If you are a pet owner, you are in luck, as this site will answer:
How old is my dog/cat in 'human years?' Or, what equivalent developmental stage has my dog/cat reached?
If you a programmer or programming student, you are in luck, as this site will answer:
I am learning a new language, and have gotten past Hello World, Hello <<your name here>>, and unit conversion (Celcius-Fahreneit, Dollars-Euros, Joules-Calories, etc.) Now I need a good practical excercise to really begin to cement my understanding of these fundamentals. Got any suggestions?
I am seeking to create solutions in as many programming languages as possible, and present each of them here. The last link in the list is a zip file with all source code. I hereby release it to public domain. Use these as you like:
Note: The source also includes JSP, PHP, and ASP.NET versions, but I have not deployed them on this server. Questions or comments on anything are welcome at development(at)cobaltduck(dot)info.
Everyone has heard of the 'dog years' rule of seven to one. This still works as a very rough rule of thumb, but most veterinarians will tell you it is way too simplistic. For instance, most cats are able to have their first litter of kittens by age one. How many seven year old humans are that mature? Meanwhile, 15-year-old dogs are common, but 105 years for a human is a special acheivement. What is the real story?
You will probably not find universal agreement, but there are serveral points that sources seem to agree on:
Pooling the available information, I based my programs on the following formulas:

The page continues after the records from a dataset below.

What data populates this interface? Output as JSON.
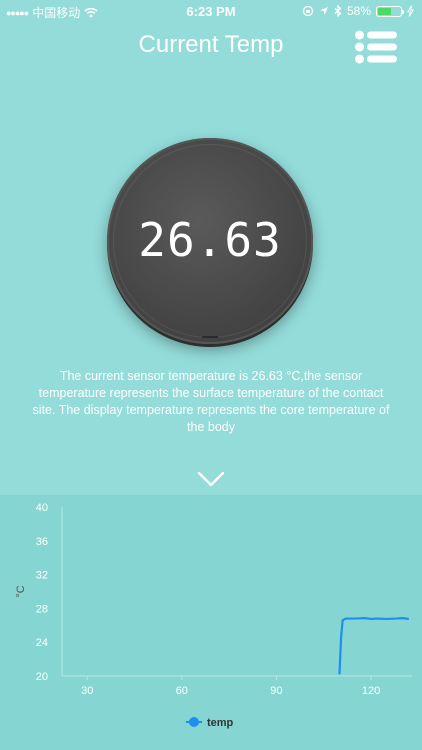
{
  "status_bar": {
    "carrier": "中国移动",
    "time": "6:23 PM",
    "battery_percent": "58%",
    "battery_level": 0.58
  },
  "header": {
    "title": "Current Temp"
  },
  "display": {
    "value": "26.63"
  },
  "description": "The current sensor temperature is 26.63 °C,the sensor temperature represents the surface temperature of the contact site. The display temperature represents the core temperature of the body",
  "colors": {
    "background": "#93dcd9",
    "chart_background": "#85d6d3",
    "series_line": "#1e8ef0",
    "battery": "#4cd964"
  },
  "chart_data": {
    "type": "line",
    "ylabel": "°C",
    "xlabel": "",
    "ylim": [
      20,
      40
    ],
    "xlim": [
      22,
      133
    ],
    "y_ticks": [
      20,
      24,
      28,
      32,
      36,
      40
    ],
    "x_ticks": [
      30,
      60,
      90,
      120
    ],
    "grid": false,
    "legend_position": "bottom-center",
    "series": [
      {
        "name": "temp",
        "x": [
          110,
          110.5,
          111,
          112,
          115,
          118,
          120,
          122,
          125,
          128,
          130,
          132
        ],
        "y": [
          20.2,
          24.5,
          26.6,
          26.8,
          26.8,
          26.85,
          26.75,
          26.8,
          26.75,
          26.8,
          26.85,
          26.75
        ]
      }
    ]
  }
}
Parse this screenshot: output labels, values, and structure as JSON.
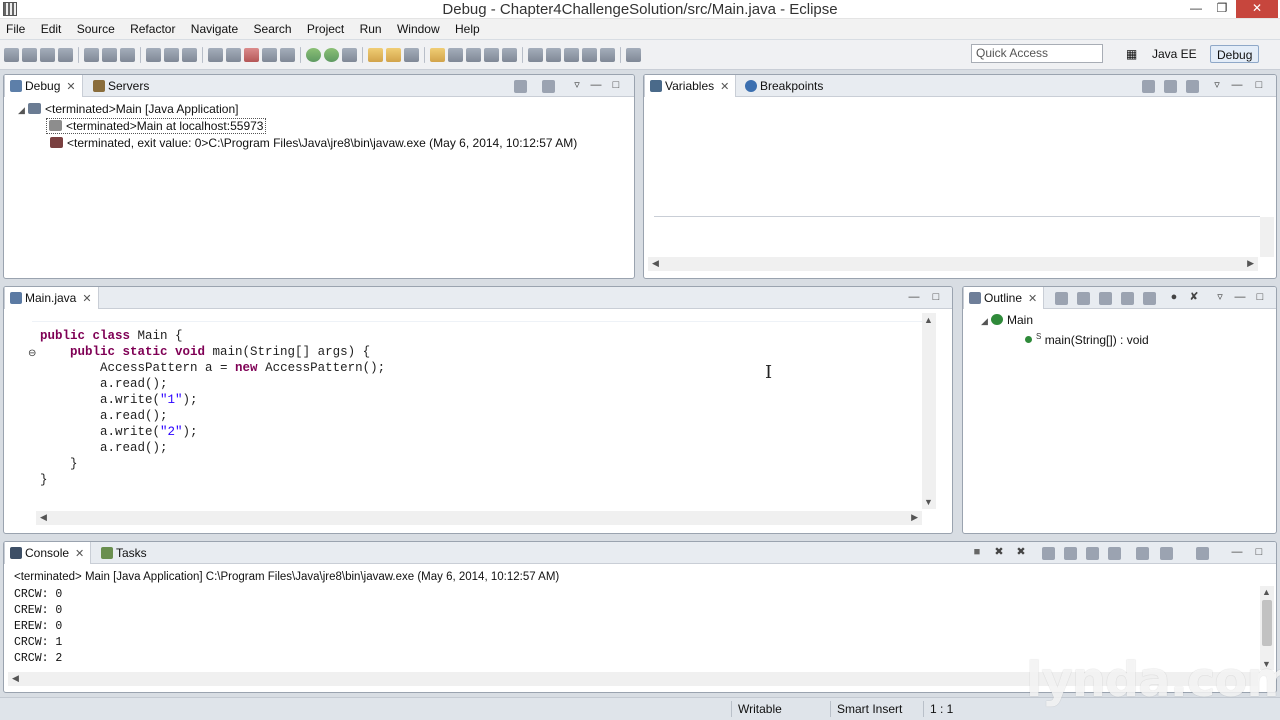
{
  "window": {
    "title": "Debug - Chapter4ChallengeSolution/src/Main.java - Eclipse"
  },
  "menu": [
    "File",
    "Edit",
    "Source",
    "Refactor",
    "Navigate",
    "Search",
    "Project",
    "Run",
    "Window",
    "Help"
  ],
  "toolbar": {
    "quick_access_placeholder": "Quick Access",
    "perspective_java_ee": "Java EE",
    "perspective_debug": "Debug"
  },
  "debug_view": {
    "tabs": [
      "Debug",
      "Servers"
    ],
    "tree": [
      "<terminated>Main [Java Application]",
      "<terminated>Main at localhost:55973",
      "<terminated, exit value: 0>C:\\Program Files\\Java\\jre8\\bin\\javaw.exe (May 6, 2014, 10:12:57 AM)"
    ]
  },
  "variables_view": {
    "tabs": [
      "Variables",
      "Breakpoints"
    ]
  },
  "editor": {
    "tab": "Main.java",
    "code": [
      "public class Main {",
      "    public static void main(String[] args) {",
      "        AccessPattern a = new AccessPattern();",
      "        a.read();",
      "        a.write(\"1\");",
      "        a.read();",
      "        a.write(\"2\");",
      "        a.read();",
      "    }",
      "}"
    ]
  },
  "outline_view": {
    "tab": "Outline",
    "class_name": "Main",
    "method": "main(String[]) : void",
    "static_marker": "S"
  },
  "console_view": {
    "tabs": [
      "Console",
      "Tasks"
    ],
    "header": "<terminated> Main [Java Application] C:\\Program Files\\Java\\jre8\\bin\\javaw.exe (May 6, 2014, 10:12:57 AM)",
    "lines": [
      "CRCW: 0",
      "CREW: 0",
      "EREW: 0",
      "CRCW: 1",
      "CRCW: 2"
    ]
  },
  "statusbar": {
    "writable": "Writable",
    "insert_mode": "Smart Insert",
    "position": "1 : 1"
  },
  "watermark": "lynda.com"
}
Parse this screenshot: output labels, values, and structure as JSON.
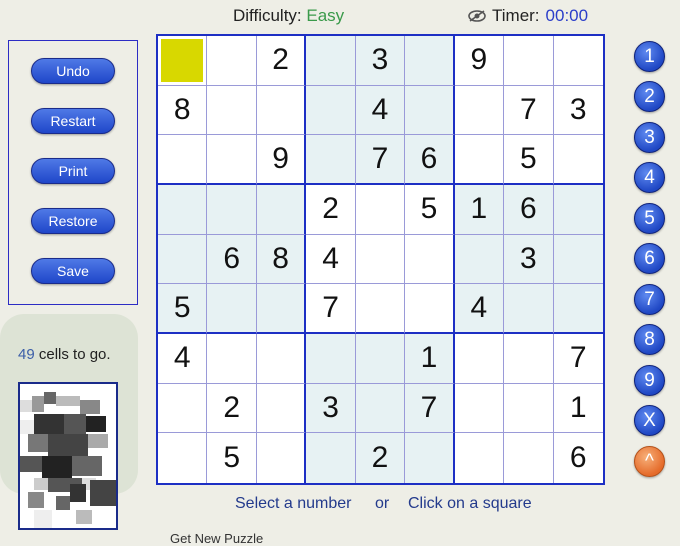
{
  "header": {
    "difficulty_label": "Difficulty:",
    "difficulty_value": "Easy",
    "timer_label": "Timer:",
    "timer_value": "00:00"
  },
  "controls": [
    "Undo",
    "Restart",
    "Print",
    "Restore",
    "Save"
  ],
  "status": {
    "cells_remaining": "49",
    "cells_text": "cells to go."
  },
  "grid": [
    [
      "",
      "",
      "2",
      "",
      "3",
      "",
      "9",
      "",
      ""
    ],
    [
      "8",
      "",
      "",
      "",
      "4",
      "",
      "",
      "7",
      "3"
    ],
    [
      "",
      "",
      "9",
      "",
      "7",
      "6",
      "",
      "5",
      ""
    ],
    [
      "",
      "",
      "",
      "2",
      "",
      "5",
      "1",
      "6",
      ""
    ],
    [
      "",
      "6",
      "8",
      "4",
      "",
      "",
      "",
      "3",
      ""
    ],
    [
      "5",
      "",
      "",
      "7",
      "",
      "",
      "4",
      "",
      ""
    ],
    [
      "4",
      "",
      "",
      "",
      "",
      "1",
      "",
      "",
      "7"
    ],
    [
      "",
      "2",
      "",
      "3",
      "",
      "7",
      "",
      "",
      "1"
    ],
    [
      "",
      "5",
      "",
      "",
      "2",
      "",
      "",
      "",
      "6"
    ]
  ],
  "selected_cell": {
    "row": 1,
    "col": 1
  },
  "palette": [
    "1",
    "2",
    "3",
    "4",
    "5",
    "6",
    "7",
    "8",
    "9",
    "X",
    "^"
  ],
  "footer": {
    "select_number": "Select a number",
    "or": "or",
    "click_square": "Click on a square",
    "truncated_link": "Get New Puzzle"
  },
  "colors": {
    "grid_border": "#1d2fc4",
    "tinted_box": "#e7f2f3",
    "selected_cell": "#d8d800",
    "difficulty": "#3a9a4a",
    "timer": "#2b3ec9"
  }
}
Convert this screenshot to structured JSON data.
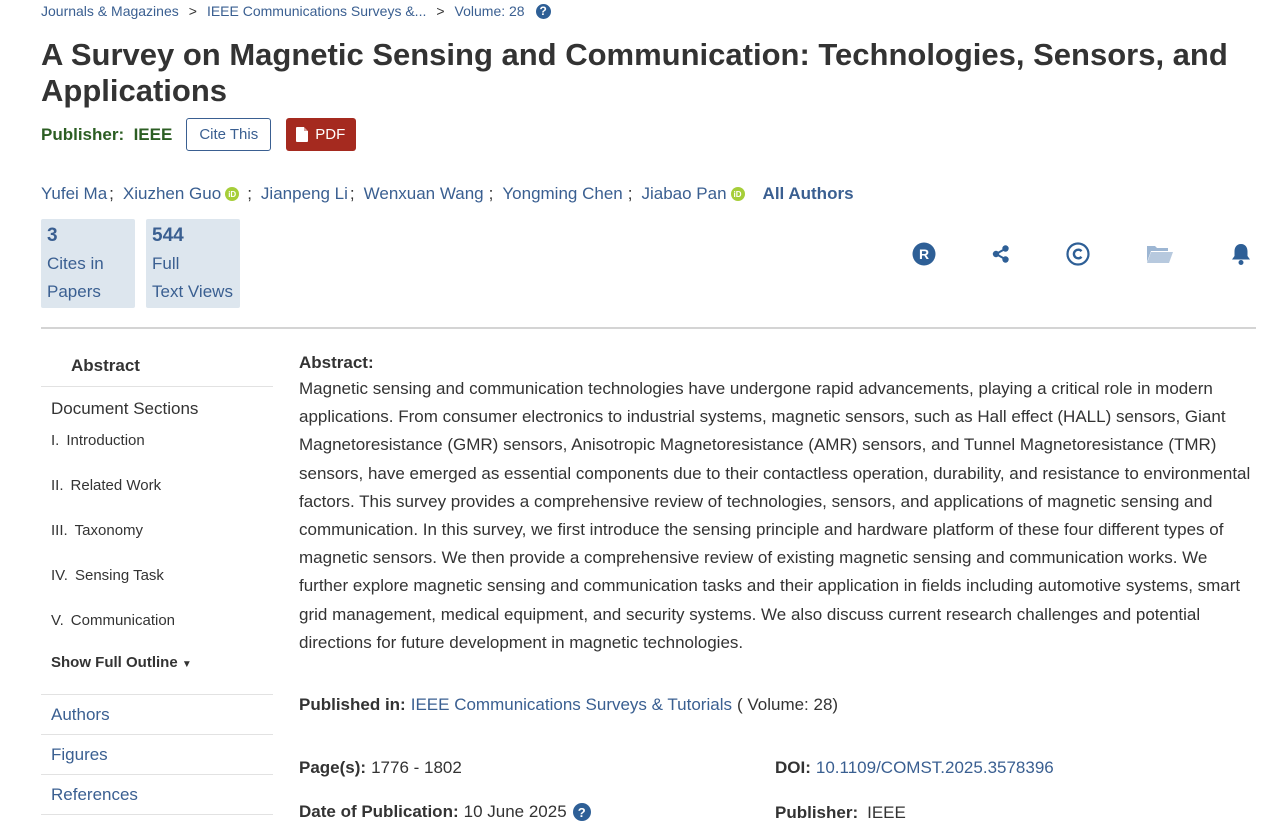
{
  "breadcrumb": {
    "items": [
      "Journals & Magazines",
      "IEEE Communications Surveys &...",
      "Volume: 28"
    ],
    "separator": ">"
  },
  "title": "A Survey on Magnetic Sensing and Communication: Technologies, Sensors, and Applications",
  "publisher_row": {
    "label": "Publisher:",
    "value": "IEEE",
    "cite_button": "Cite This",
    "pdf_button": "PDF"
  },
  "authors": {
    "list": [
      {
        "name": "Yufei Ma",
        "orcid": false
      },
      {
        "name": "Xiuzhen Guo",
        "orcid": true
      },
      {
        "name": "Jianpeng Li",
        "orcid": false
      },
      {
        "name": "Wenxuan Wang",
        "orcid": false
      },
      {
        "name": "Yongming Chen",
        "orcid": false
      },
      {
        "name": "Jiabao Pan",
        "orcid": true
      }
    ],
    "separator": ";",
    "all_authors_label": "All Authors"
  },
  "metrics": [
    {
      "value": "3",
      "line1": "Cites in",
      "line2": "Papers"
    },
    {
      "value": "544",
      "line1": "Full",
      "line2": "Text Views"
    }
  ],
  "toolbar_icons": [
    "rights-icon",
    "share-icon",
    "copyright-icon",
    "folder-icon",
    "bell-icon"
  ],
  "sidebar": {
    "abstract": "Abstract",
    "document_sections": "Document Sections",
    "sections": [
      {
        "num": "I.",
        "label": "Introduction"
      },
      {
        "num": "II.",
        "label": "Related Work"
      },
      {
        "num": "III.",
        "label": "Taxonomy"
      },
      {
        "num": "IV.",
        "label": "Sensing Task"
      },
      {
        "num": "V.",
        "label": "Communication"
      }
    ],
    "show_full_outline": "Show Full Outline",
    "links": [
      "Authors",
      "Figures",
      "References"
    ]
  },
  "abstract": {
    "heading": "Abstract:",
    "text": "Magnetic sensing and communication technologies have undergone rapid advancements, playing a critical role in modern applications. From consumer electronics to industrial systems, magnetic sensors, such as Hall effect (HALL) sensors, Giant Magnetoresistance (GMR) sensors, Anisotropic Magnetoresistance (AMR) sensors, and Tunnel Magnetoresistance (TMR) sensors, have emerged as essential components due to their contactless operation, durability, and resistance to environmental factors. This survey provides a comprehensive review of technologies, sensors, and applications of magnetic sensing and communication. In this survey, we first introduce the sensing principle and hardware platform of these four different types of magnetic sensors. We then provide a comprehensive review of existing magnetic sensing and communication works. We further explore magnetic sensing and communication tasks and their application in fields including automotive systems, smart grid management, medical equipment, and security systems. We also discuss current research challenges and potential directions for future development in magnetic technologies."
  },
  "published_in": {
    "label": "Published in:",
    "journal": "IEEE Communications Surveys & Tutorials",
    "volume": "( Volume: 28)"
  },
  "details": {
    "pages_label": "Page(s):",
    "pages": "1776 - 1802",
    "doi_label": "DOI:",
    "doi": "10.1109/COMST.2025.3578396",
    "date_label": "Date of Publication:",
    "date": "10 June 2025",
    "publisher_label": "Publisher:",
    "publisher": "IEEE"
  },
  "colors": {
    "link": "#3a5f91",
    "pdf_button": "#a52a1f",
    "publisher_label": "#2c5e23",
    "metric_bg": "#dde6ee",
    "orcid": "#a6ce39"
  }
}
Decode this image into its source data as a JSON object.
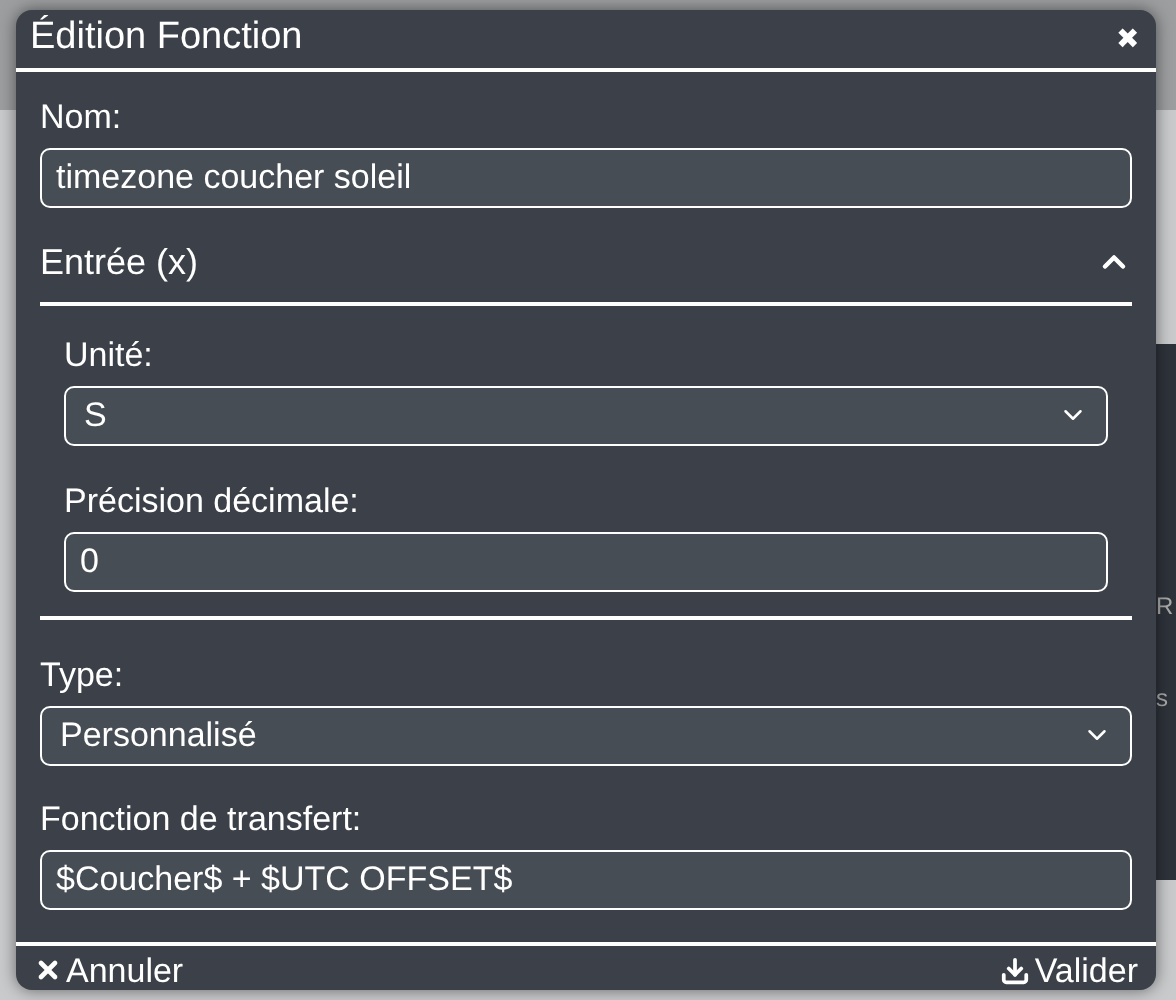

Thus from a code-writing stand-point, the task is this: Obtain input from the user about the size of the pet and current calendar age; asking the pet's name is also nice. Implement methods that calculate both the classic "dog years" (i.e. just multipy by 7) and also the age according to the formula above. Then output these values to the user. So the programs involve basic GUI i/o, some numeric computations, perhaps a couple if/then/else blocks, and the like.